(Records Opens)

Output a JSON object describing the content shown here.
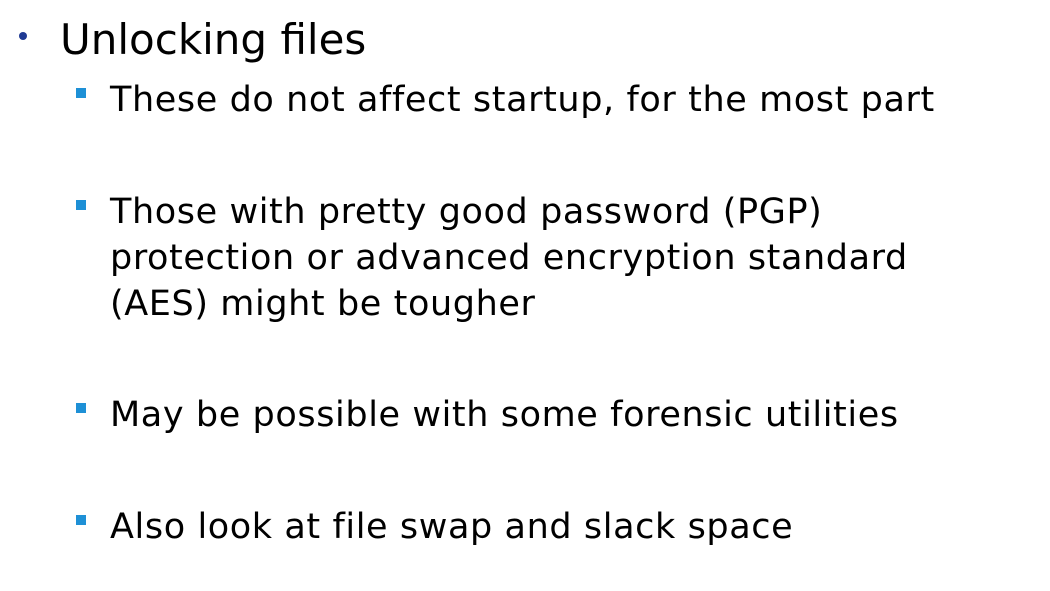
{
  "slide": {
    "heading": "Unlocking files",
    "bullets": [
      "These do not affect startup, for the most part",
      "Those with pretty good password (PGP)\nprotection or advanced encryption standard\n(AES) might be tougher",
      "May be possible with some forensic utilities",
      "Also look at file swap and slack space"
    ]
  },
  "colors": {
    "level1_bullet": "#1f3a93",
    "level2_bullet": "#1e90d6",
    "text": "#000000",
    "background": "#ffffff"
  }
}
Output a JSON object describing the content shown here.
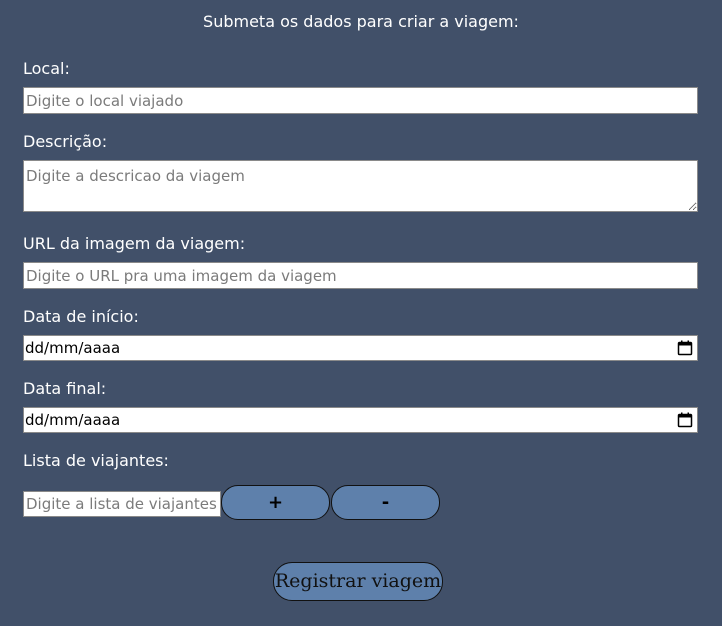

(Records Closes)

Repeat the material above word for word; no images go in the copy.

▸ **Answer for this exercise**
Output a JSON object describing the content shown here.
{
  "slide": {
    "heading": "Unlocking files",
    "bullets": [
      "These do not affect startup, for the most part",
      "Those with pretty good password (PGP)\nprotection or advanced encryption standard\n(AES) might be tougher",
      "May be possible with some forensic utilities",
      "Also look at file swap and slack space"
    ]
  },
  "colors": {
    "level1_bullet": "#1f3a93",
    "level2_bullet": "#1e90d6",
    "text": "#000000",
    "background": "#ffffff"
  }
}
Output a JSON object describing the content shown here.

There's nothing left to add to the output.